The advent of software-as-a-service (SaaS) has changed how enterprises approach their IT operations, with many departments now regarding server infrastructure management, maintenance and vigilant security monitoring as tasks properly assigned to their cloud providers. In theory, this new division of labor permits businesses to devote more mindshare to application development and deployment, processes which are enhanced by the provider's presumed ongoing provision of scalable resources at a price that rivals or sometimes undercuts the cost of operating a legacy system.
However, the contractual, pay-as-you-go nature of SaaS makes it crucial that both the company and the provider know their responsibilities, and SaaS providers may be shortchanging their customers by not providing sufficient transparency on their security diligence. A recent groundbreaking Gartner study has revealed that SaaS agreements are often riddled with ambiguities about the exact security measures taken by the provider, which in turn frustrates the risk management efforts of enterprises that have strict data compliance imperatives. Additionally, even in the case of a enterprise finding fault with SaaS security, some contracts do not permit easy cancelation of service on the basis of perceived shortfalls in this area.
Dissatisfaction with SaaS is widespread, and it will continue for some time
Gartner analysts reported that most companies are currently unhappy with their SaaS contracts and will remain so for at least several more years, estimating that, through 2015, 80 percent of them will be dissatisfied with contract language. In the event of a major data breach or network attack, they would not feel confident about their providers having implemented the proper safeguards, nor their abilities to prevent data loss or compliance lapses. Moreover, they would not even know whether it was the provider's contractual obligation to do so.
"Whatever term is used to describe the specifics of the service-level agreement (SLA), IT procurement professionals expecting their data to be protected from attack, or to be restorable in case of an incident, must ensure their providers are contractually obligated to meet those expectations," said Gartner vice president and analyst Alexa Bona. "We recommend they also include recovery time and recovery point objectives and data integrity measures in the SLAs, with meaningful penalties if these are missed."
Reporting on the Gartner study, ZDNet's Zack Whittaker pointed out that inadequate data governance, generated as a result of false assumptions about the distribution of cloud security responsibilities, could land organizations in hot water with not only their customers, but also regulators.
In the report, Gartner analysts recommended that companies demand from their SaaS provider the right to an annual, third-party audit and certification.

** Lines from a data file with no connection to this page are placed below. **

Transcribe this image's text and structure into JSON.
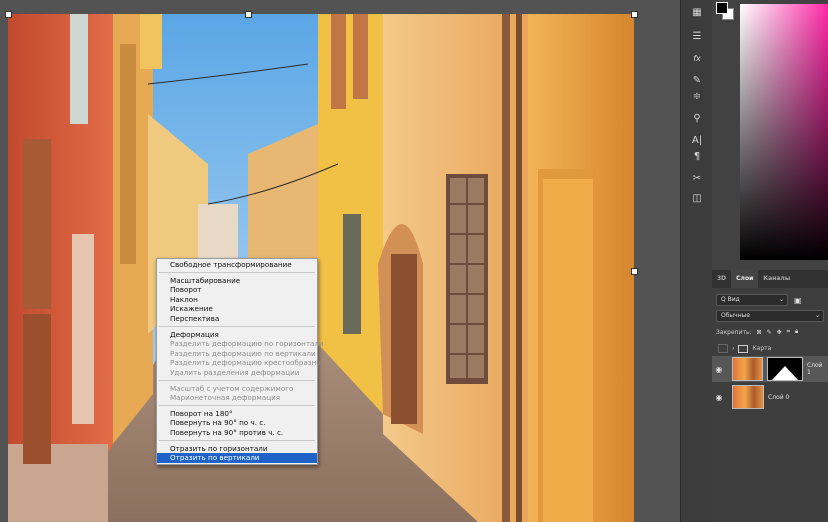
{
  "context_menu": {
    "items": [
      {
        "label": "Свободное трансформирование",
        "state": "normal"
      },
      {
        "sep": true
      },
      {
        "label": "Масштабирование",
        "state": "normal"
      },
      {
        "label": "Поворот",
        "state": "normal"
      },
      {
        "label": "Наклон",
        "state": "normal"
      },
      {
        "label": "Искажение",
        "state": "normal"
      },
      {
        "label": "Перспектива",
        "state": "normal"
      },
      {
        "sep": true
      },
      {
        "label": "Деформация",
        "state": "normal"
      },
      {
        "label": "Разделить деформацию по горизонтали",
        "state": "disabled"
      },
      {
        "label": "Разделить деформацию по вертикали",
        "state": "disabled"
      },
      {
        "label": "Разделить деформацию крестообразно",
        "state": "disabled"
      },
      {
        "label": "Удалить разделения деформации",
        "state": "disabled"
      },
      {
        "sep": true
      },
      {
        "label": "Масштаб с учетом содержимого",
        "state": "disabled"
      },
      {
        "label": "Марионеточная деформация",
        "state": "disabled"
      },
      {
        "sep": true
      },
      {
        "label": "Поворот на 180°",
        "state": "normal"
      },
      {
        "label": "Повернуть на 90° по ч. с.",
        "state": "normal"
      },
      {
        "label": "Повернуть на 90° против ч. с.",
        "state": "normal"
      },
      {
        "sep": true
      },
      {
        "label": "Отразить по горизонтали",
        "state": "normal"
      },
      {
        "label": "Отразить по вертикали",
        "state": "selected"
      }
    ]
  },
  "layers_panel": {
    "tabs": [
      "3D",
      "Слои",
      "Каналы"
    ],
    "active_tab": "Слои",
    "filter_label": "Q Вид",
    "blend_mode": "Обычные",
    "lock_label": "Закрепить:",
    "group_name": "Карта",
    "layers": [
      {
        "name": "Слой 1",
        "has_mask": true
      },
      {
        "name": "Слой 0",
        "has_mask": false
      }
    ]
  },
  "tool_icons": [
    "histogram-icon",
    "properties-icon",
    "fx-icon",
    "brush-icon",
    "adjust-icon",
    "stamp-icon",
    "type-icon",
    "paragraph-icon",
    "transform-icon",
    "frame-icon"
  ]
}
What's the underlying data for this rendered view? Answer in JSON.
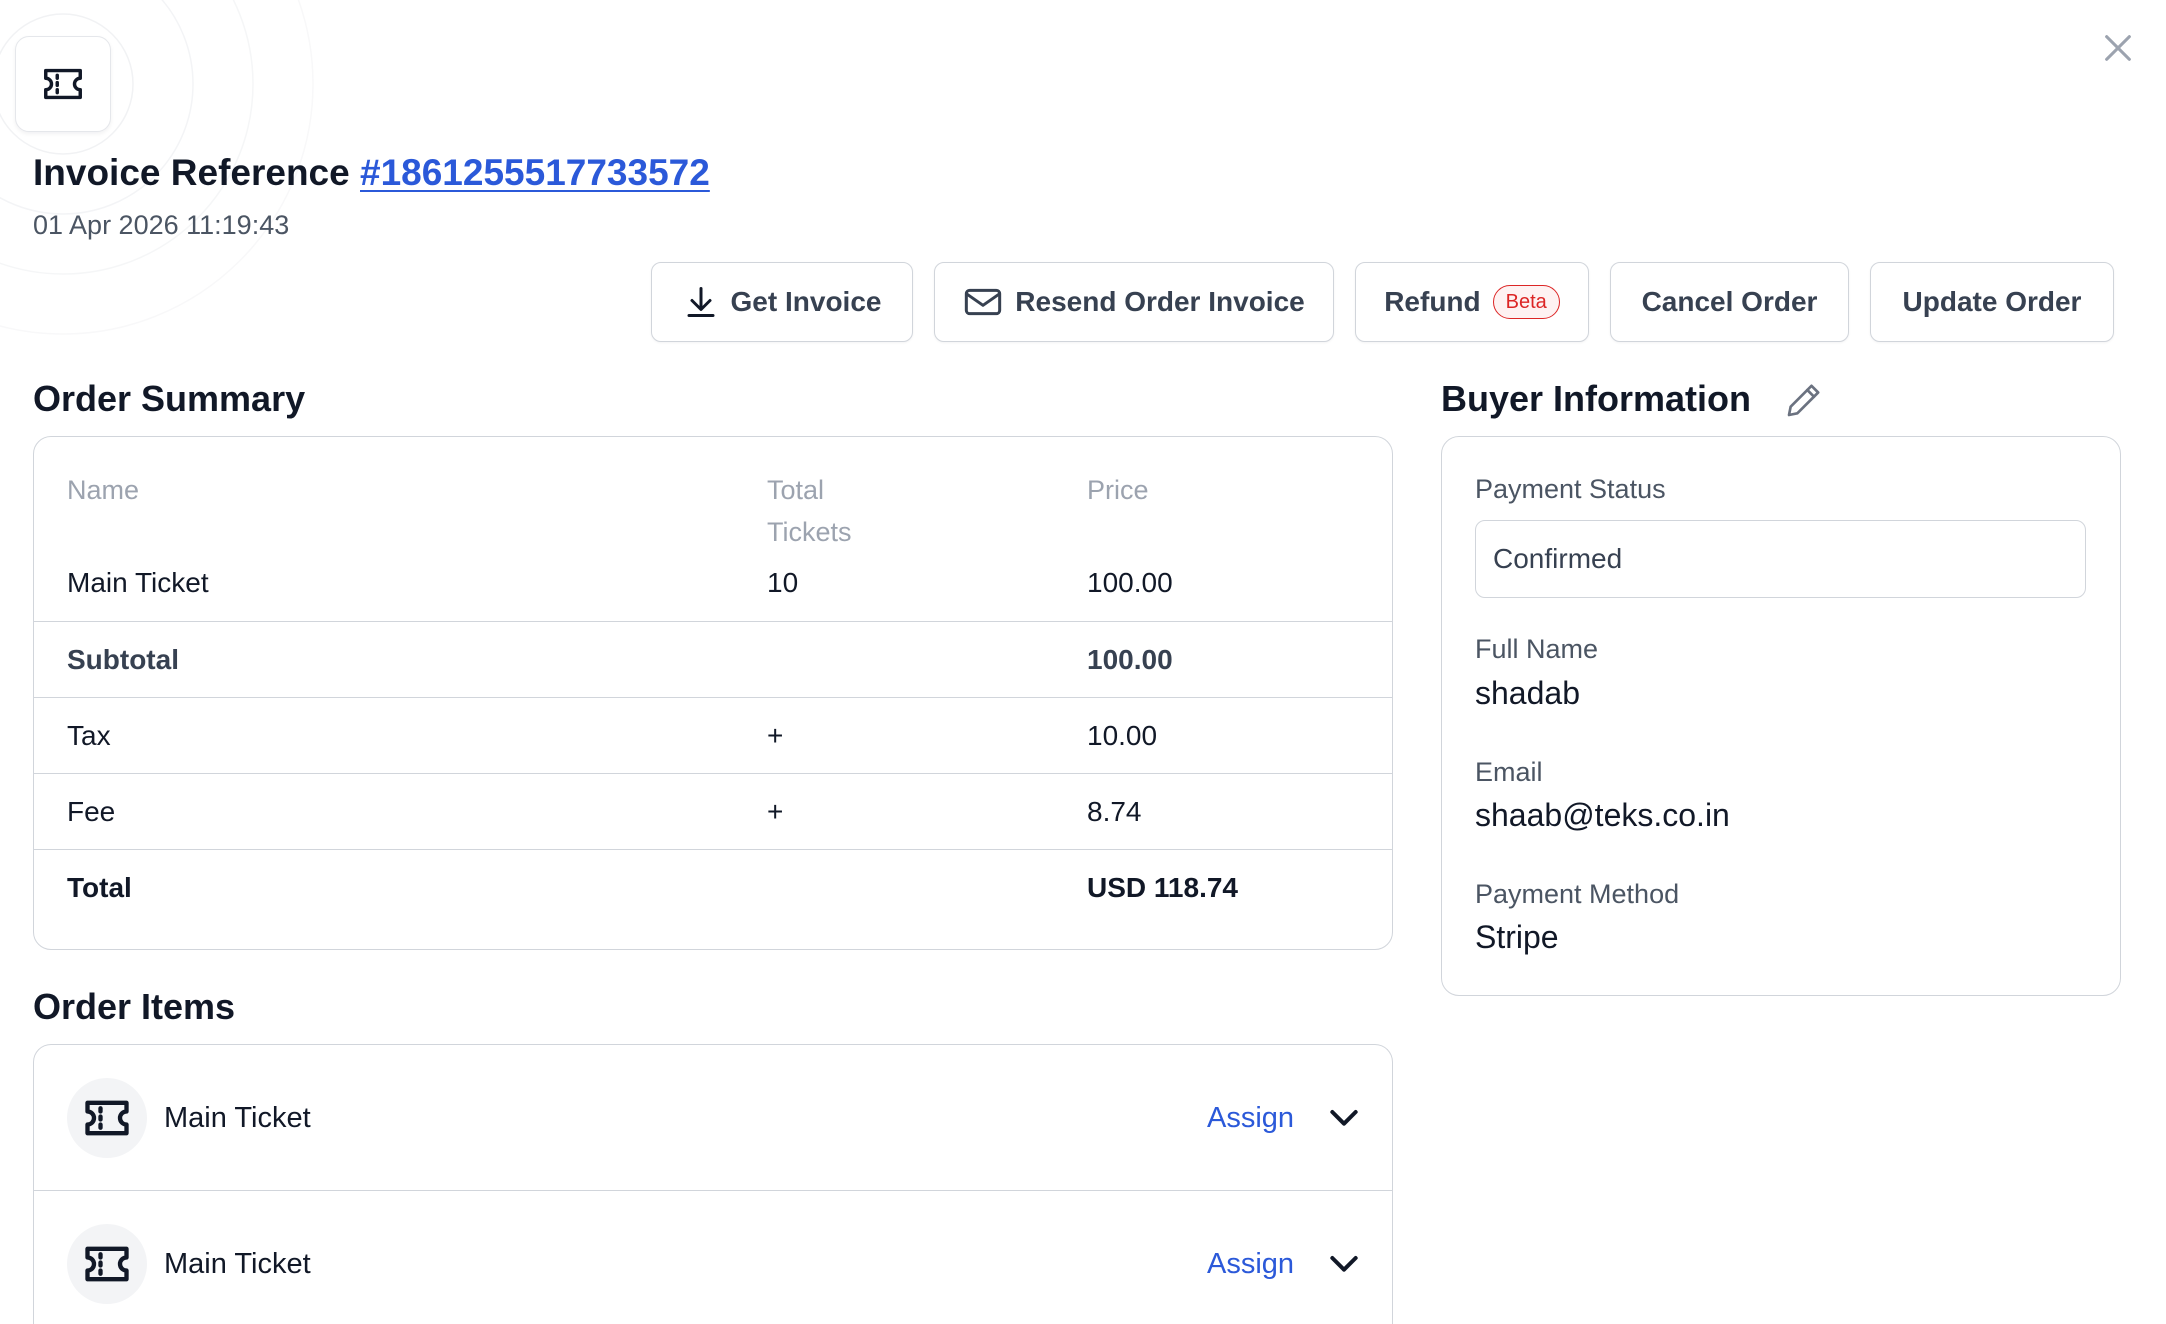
{
  "header": {
    "title_prefix": "Invoice Reference",
    "reference": "#1861255517733572",
    "timestamp": "01 Apr 2026 11:19:43"
  },
  "actions": {
    "get_invoice": "Get Invoice",
    "resend_invoice": "Resend Order Invoice",
    "refund": "Refund",
    "refund_badge": "Beta",
    "cancel_order": "Cancel Order",
    "update_order": "Update Order"
  },
  "summary": {
    "title": "Order Summary",
    "columns": {
      "name": "Name",
      "total": "Total",
      "tickets": "Tickets",
      "price": "Price"
    },
    "item": {
      "name": "Main Ticket",
      "qty": "10",
      "price": "100.00"
    },
    "subtotal": {
      "label": "Subtotal",
      "value": "100.00"
    },
    "tax": {
      "label": "Tax",
      "sign": "+",
      "value": "10.00"
    },
    "fee": {
      "label": "Fee",
      "sign": "+",
      "value": "8.74"
    },
    "total": {
      "label": "Total",
      "value": "USD 118.74"
    }
  },
  "buyer": {
    "title": "Buyer Information",
    "payment_status_label": "Payment Status",
    "payment_status_value": "Confirmed",
    "full_name_label": "Full Name",
    "full_name_value": "shadab",
    "email_label": "Email",
    "email_value": "shaab@teks.co.in",
    "payment_method_label": "Payment Method",
    "payment_method_value": "Stripe"
  },
  "items": {
    "title": "Order Items",
    "list": [
      {
        "name": "Main Ticket",
        "action": "Assign"
      },
      {
        "name": "Main Ticket",
        "action": "Assign"
      }
    ]
  },
  "icons": {
    "ticket": "ticket-icon",
    "close": "close-icon",
    "download": "download-icon",
    "mail": "mail-icon",
    "edit": "pencil-icon",
    "chevron": "chevron-down-icon"
  },
  "colors": {
    "link": "#2b59d9",
    "border": "#d1d5db",
    "beta": "#dc2626"
  }
}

If the security review exposes a key vulnerability, or if the organization ultimately suffers a breach of their cloud-contingent data, then it should also be able to terminate its SaaS contract, advised the report's coordinators.
"It will become increasingly common practice to perform assessments in a variety of ways, including reviewing responses to a questionnaire, reviewing third-party audit statements, conducting on-site audits and/or monitoring the cloud services provider," argued Bona.
What can companies do to ensure fairer, more transparent contracts?
In order to obtain more workable contracts, companies may also need to involve more security personnel in the process.
"Concerns about the risk ramifications of cloud computing are increasingly motivating security, continuity, recovery, privacy and compliance managers to participate in the buying process led by IT procurement professionals," concluded Bona. "They should continue regularly to review their cloud contract protection to ensure that IT procurement professionals make sustainable deals that contain sufficient risk mitigation."
Also writing for ZDNet, cloud technologies analyst Joe McKendrick presented an additional set of specific measures that companies could take to obtain clearer contracts. Examining a report from the QMUL Cloud Legal Project at the University of London, he also explored some of the underlying conceptual disagreements between providers and customers that have led to the current impasse over SaaS security.
To put pressure on their providers to change, business can join users groups for a specific vendor, which McKendrick stated would give extra weight to their grievances and perhaps eventually connect them with individual SaaS managers. At a larger scale, companies can also maintain relationships with multiple vendors in order to prevent being completely reliant on one provider for management of their critical data.
However, these tactics do not resolve some fundamental differences separating SaaS providers and clients. For example, many organizations, especially ones located in the European Union, have firm requirements that their data reside within specific jurisdictions or geographies. Cloud providers do not often volunteer information as to the whereabouts of their server infrastructures, nor do they accept sole liability for service interruptions or subsequent data loss, resulting in contracts that do not meet client needs.
On top of ambiguity, many contracts contain what McKendrick called "onerous automatic renewal policies," which lock customers into these questionable terms for long periods and at great cost. In some scenarios, businesses may actually be better off, financially and operationally, reverting to an on-site data center while they sort out provider issues.